======== Entries supplied
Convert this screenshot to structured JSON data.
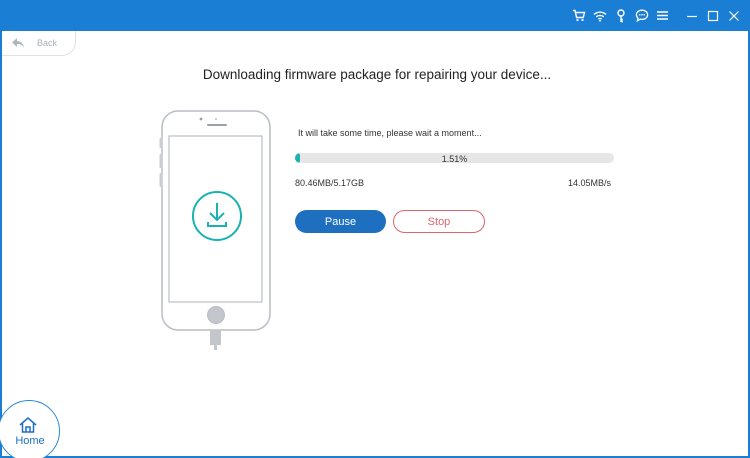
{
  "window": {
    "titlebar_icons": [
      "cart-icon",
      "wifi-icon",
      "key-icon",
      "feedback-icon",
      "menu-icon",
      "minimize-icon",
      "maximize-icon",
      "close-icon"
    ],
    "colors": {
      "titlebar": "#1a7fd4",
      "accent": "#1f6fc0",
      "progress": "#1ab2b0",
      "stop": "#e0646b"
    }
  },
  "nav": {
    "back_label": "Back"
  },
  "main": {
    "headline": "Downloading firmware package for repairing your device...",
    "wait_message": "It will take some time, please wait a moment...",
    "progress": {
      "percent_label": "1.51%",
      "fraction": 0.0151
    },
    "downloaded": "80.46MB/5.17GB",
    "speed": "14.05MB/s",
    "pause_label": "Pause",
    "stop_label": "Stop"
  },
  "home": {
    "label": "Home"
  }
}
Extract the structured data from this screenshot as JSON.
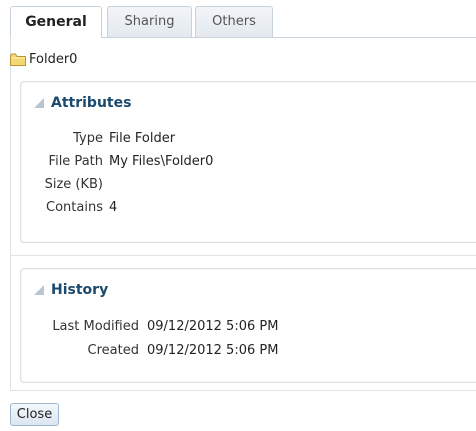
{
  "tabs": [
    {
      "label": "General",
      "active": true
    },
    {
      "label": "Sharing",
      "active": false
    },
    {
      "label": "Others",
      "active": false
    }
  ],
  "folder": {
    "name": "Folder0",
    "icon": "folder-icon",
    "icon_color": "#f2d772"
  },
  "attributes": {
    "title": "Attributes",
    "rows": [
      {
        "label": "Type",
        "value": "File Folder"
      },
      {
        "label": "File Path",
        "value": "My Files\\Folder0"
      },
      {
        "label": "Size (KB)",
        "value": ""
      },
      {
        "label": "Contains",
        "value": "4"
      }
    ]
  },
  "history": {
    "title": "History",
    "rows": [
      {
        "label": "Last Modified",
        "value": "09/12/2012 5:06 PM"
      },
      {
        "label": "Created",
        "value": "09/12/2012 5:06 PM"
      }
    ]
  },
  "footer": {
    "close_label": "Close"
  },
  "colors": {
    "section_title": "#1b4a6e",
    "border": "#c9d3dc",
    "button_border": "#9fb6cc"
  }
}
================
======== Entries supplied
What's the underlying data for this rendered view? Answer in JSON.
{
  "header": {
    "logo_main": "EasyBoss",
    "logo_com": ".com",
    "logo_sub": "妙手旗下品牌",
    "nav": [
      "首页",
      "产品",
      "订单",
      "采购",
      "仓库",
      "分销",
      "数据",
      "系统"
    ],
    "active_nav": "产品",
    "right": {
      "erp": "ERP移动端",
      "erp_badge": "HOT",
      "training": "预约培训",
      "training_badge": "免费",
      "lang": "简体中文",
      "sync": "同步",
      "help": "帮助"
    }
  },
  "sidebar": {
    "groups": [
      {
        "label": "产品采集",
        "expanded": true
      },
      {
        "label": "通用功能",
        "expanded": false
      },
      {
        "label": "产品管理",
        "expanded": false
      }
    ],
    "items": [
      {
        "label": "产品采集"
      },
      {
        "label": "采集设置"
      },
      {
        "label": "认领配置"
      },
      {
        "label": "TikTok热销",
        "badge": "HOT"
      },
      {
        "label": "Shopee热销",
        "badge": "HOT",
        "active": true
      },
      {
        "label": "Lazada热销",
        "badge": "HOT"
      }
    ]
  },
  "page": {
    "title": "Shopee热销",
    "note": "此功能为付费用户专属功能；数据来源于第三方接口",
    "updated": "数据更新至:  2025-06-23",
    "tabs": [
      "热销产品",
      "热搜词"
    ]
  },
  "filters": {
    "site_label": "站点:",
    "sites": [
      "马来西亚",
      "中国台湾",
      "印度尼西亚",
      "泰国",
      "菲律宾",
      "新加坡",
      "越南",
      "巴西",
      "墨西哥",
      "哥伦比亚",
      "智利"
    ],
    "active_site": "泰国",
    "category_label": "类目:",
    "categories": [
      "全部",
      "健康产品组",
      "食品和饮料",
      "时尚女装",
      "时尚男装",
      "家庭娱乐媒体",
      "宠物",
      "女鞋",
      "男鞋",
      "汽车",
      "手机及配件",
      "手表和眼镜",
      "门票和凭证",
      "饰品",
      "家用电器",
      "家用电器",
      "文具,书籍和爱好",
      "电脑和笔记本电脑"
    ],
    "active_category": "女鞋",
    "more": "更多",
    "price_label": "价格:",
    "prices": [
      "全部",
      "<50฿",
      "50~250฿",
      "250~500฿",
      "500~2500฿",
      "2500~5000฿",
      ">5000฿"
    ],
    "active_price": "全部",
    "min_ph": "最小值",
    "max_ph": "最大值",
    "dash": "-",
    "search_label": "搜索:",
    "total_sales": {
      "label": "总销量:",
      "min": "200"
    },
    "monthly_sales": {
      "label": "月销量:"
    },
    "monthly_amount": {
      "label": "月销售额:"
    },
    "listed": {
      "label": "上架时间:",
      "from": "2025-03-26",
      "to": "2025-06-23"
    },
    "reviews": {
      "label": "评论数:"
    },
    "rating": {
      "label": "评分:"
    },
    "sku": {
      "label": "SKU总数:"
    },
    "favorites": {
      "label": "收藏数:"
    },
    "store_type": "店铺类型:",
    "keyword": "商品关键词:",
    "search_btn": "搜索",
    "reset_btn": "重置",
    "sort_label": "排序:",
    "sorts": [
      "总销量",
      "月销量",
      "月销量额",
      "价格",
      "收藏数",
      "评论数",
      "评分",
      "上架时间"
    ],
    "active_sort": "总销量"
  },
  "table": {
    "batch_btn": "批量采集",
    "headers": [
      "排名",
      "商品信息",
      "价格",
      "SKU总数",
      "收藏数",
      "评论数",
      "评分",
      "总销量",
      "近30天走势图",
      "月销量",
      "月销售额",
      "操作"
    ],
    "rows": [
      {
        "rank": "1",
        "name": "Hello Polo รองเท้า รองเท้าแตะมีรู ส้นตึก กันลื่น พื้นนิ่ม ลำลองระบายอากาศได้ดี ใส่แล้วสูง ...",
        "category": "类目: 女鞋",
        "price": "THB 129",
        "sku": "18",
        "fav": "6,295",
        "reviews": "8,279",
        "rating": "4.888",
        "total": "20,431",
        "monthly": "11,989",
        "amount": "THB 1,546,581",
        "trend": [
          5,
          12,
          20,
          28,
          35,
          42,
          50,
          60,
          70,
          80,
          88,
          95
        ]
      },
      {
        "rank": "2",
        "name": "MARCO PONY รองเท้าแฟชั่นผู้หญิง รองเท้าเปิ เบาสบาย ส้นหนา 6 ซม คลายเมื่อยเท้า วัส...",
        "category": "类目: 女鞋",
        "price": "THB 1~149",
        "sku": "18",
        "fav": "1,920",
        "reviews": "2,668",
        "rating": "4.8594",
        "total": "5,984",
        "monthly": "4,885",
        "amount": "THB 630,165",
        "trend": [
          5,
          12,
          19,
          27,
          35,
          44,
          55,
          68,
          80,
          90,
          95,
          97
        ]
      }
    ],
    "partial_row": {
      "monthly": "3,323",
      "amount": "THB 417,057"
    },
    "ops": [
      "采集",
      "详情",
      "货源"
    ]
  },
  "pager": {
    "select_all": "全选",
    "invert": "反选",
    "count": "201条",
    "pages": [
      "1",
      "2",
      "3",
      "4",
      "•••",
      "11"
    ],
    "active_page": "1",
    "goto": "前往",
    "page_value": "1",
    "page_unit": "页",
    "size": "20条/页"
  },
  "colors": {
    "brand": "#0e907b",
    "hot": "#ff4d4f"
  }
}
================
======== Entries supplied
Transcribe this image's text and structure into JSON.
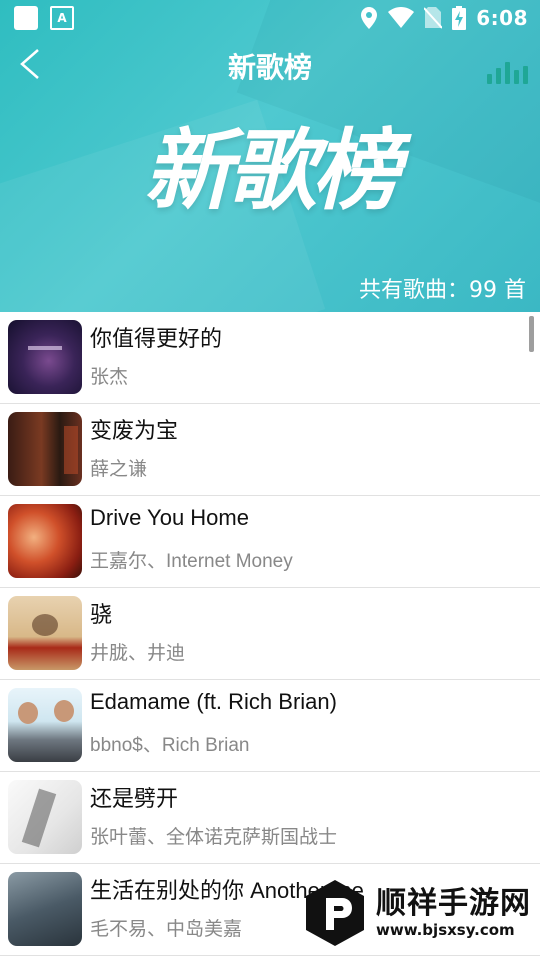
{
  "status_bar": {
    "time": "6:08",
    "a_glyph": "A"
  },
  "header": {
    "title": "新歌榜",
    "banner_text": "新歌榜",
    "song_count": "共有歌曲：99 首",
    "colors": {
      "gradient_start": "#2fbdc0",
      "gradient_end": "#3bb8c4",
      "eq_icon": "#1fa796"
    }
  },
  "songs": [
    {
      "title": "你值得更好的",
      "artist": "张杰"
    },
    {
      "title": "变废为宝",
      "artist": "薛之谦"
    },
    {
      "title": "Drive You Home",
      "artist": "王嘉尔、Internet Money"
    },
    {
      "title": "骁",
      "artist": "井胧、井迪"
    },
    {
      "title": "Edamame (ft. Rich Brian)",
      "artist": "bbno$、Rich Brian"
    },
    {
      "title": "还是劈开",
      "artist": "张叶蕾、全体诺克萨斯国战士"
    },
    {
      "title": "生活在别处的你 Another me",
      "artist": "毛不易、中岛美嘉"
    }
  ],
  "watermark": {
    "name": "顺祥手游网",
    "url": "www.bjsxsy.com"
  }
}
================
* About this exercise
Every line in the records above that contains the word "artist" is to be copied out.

* Exercise output
      "artist": "张杰"
      "artist": "薛之谦"
      "artist": "王嘉尔、Internet Money"
      "artist": "井胧、井迪"
      "artist": "bbno$、Rich Brian"
      "artist": "张叶蕾、全体诺克萨斯国战士"
      "artist": "毛不易、中岛美嘉"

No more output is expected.